Great vs Famous – Some of the advanced photographers and most of the artists are great photographers. Their works are beautiful. However not all of them are famous. Some of them may not be interested in show-casing their work. Others are just overshadowed by some of the famous names in the region. None the less, these are great photographers. Famous photographers, on the other hand, are the ones who are well known by others. To me, great and famous are two different words. Some of the photographers I know are famous but not great. Some other iconic photographers like Ansel Adams (Ansel Adams – His Influence), Henri Cartier Bresson, Robert Capa were great as well as famous.
Popular vs Great – This is another confusion. With the spread of social media, popularity is becoming an indicator of great. It is not so. A popular person is one who has good networking skills. Maybe charismatic too. Photographs posted by such a person garners a large number of likes (due to a large number of followers and social skills), but this does not give any indication of photography skills. A great photographer may not be popular at all. Also, popular is not the same as famous. A person with many followers or friends is popular but may not be known by anyone outside that circle. A famous person is well known by most in the field and even outside of it.
Amateur vs Professional – This is the biggest confusion, people have about us photographers.

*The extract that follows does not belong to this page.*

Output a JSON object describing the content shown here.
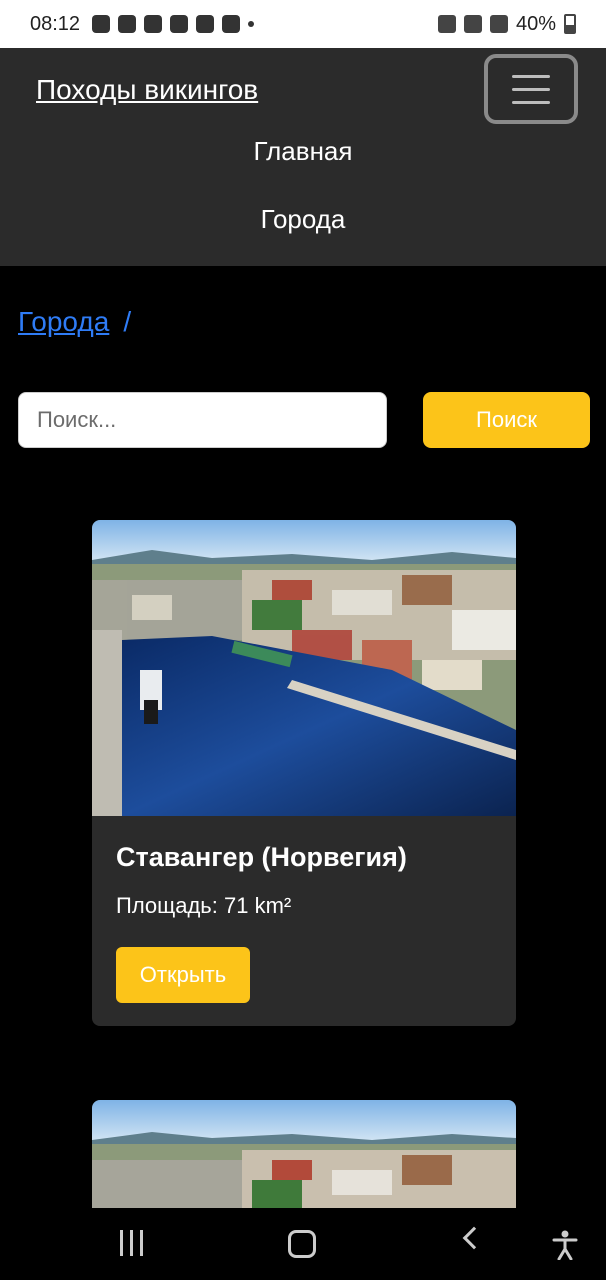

These two words classify us into how we earn our living and have nothing to do with our skill level. Amateur does photography as a hobby but earns a livelihood by other means. Professional photographer earns money by way of photography. That’s it. Period. Never ever be prejudiced by these terms and label our photography skills.

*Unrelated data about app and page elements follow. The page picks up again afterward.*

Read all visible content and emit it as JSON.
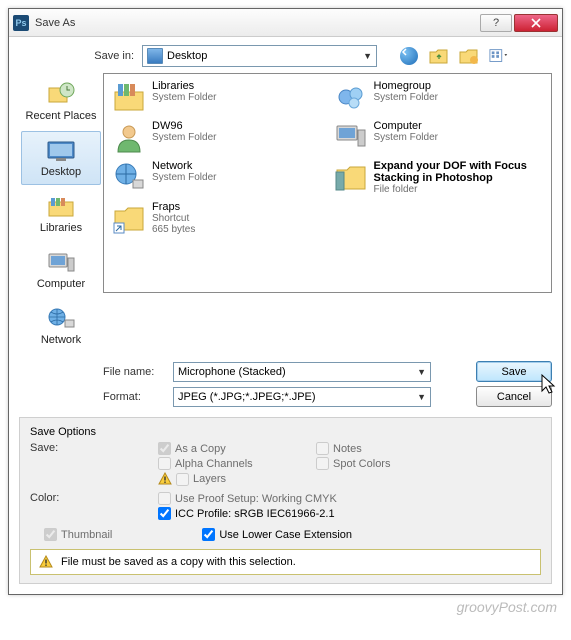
{
  "window": {
    "title": "Save As"
  },
  "savein": {
    "label": "Save in:",
    "value": "Desktop"
  },
  "places": [
    {
      "key": "recent",
      "label": "Recent Places"
    },
    {
      "key": "desktop",
      "label": "Desktop",
      "selected": true
    },
    {
      "key": "libraries",
      "label": "Libraries"
    },
    {
      "key": "computer",
      "label": "Computer"
    },
    {
      "key": "network",
      "label": "Network"
    }
  ],
  "files": {
    "col1": [
      {
        "name": "Libraries",
        "sub": "System Folder",
        "icon": "libraries"
      },
      {
        "name": "DW96",
        "sub": "System Folder",
        "icon": "user"
      },
      {
        "name": "Network",
        "sub": "System Folder",
        "icon": "network"
      },
      {
        "name": "Fraps",
        "sub": "Shortcut\n665 bytes",
        "icon": "folder-shortcut"
      }
    ],
    "col2": [
      {
        "name": "Homegroup",
        "sub": "System Folder",
        "icon": "homegroup"
      },
      {
        "name": "Computer",
        "sub": "System Folder",
        "icon": "computer"
      },
      {
        "name": "Expand your DOF with Focus Stacking in Photoshop",
        "sub": "File folder",
        "icon": "folder"
      }
    ]
  },
  "filename": {
    "label": "File name:",
    "value": "Microphone (Stacked)"
  },
  "format": {
    "label": "Format:",
    "value": "JPEG (*.JPG;*.JPEG;*.JPE)"
  },
  "buttons": {
    "save": "Save",
    "cancel": "Cancel"
  },
  "saveoptions": {
    "heading": "Save Options",
    "save_label": "Save:",
    "as_a_copy": "As a Copy",
    "notes": "Notes",
    "alpha": "Alpha Channels",
    "spot": "Spot Colors",
    "layers": "Layers",
    "color_label": "Color:",
    "proof": "Use Proof Setup:  Working CMYK",
    "icc": "ICC Profile:  sRGB IEC61966-2.1",
    "thumbnail": "Thumbnail",
    "lowercase": "Use Lower Case Extension"
  },
  "notice": "File must be saved as a copy with this selection.",
  "watermark": "groovyPost.com"
}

(Barnacles on a branch – photographed at low tide)
Diseases that affect us –
GAS (Gear Acquisition Syndrome) – This is an advanced stage of the disease that gadgeteers suffer from. We feel like buying more and more lenses, cameras and accessories. May be it is that missing item that is keeping our photography level low? Upgraditis is another version of this disease, where we long to upgrade our existing equipment.
Buyer’s regret – Similar to all others, we photographers, also face buyer’s regret from time to time. After buying a piece of expensive equipment, when the initial excitement dies down, we question ourselves if buying was the right decision? Sometimes the regret comes to haunt us in another way – maybe the other option that we were considering was after all better?
Photographer’s Block – Like the writer’s block, this affects us photographers. Do read this – Photographer’s Block
The literary addiction – The urge to browse forums and popular question-answer sites! The so-called ‘arm-chair photographers’ are the ones who are seriously affected by this disease.
Many of us may fit into multiple categories at times. Do you or your friends fit into what I feel about us, the photographers?
Playing with Words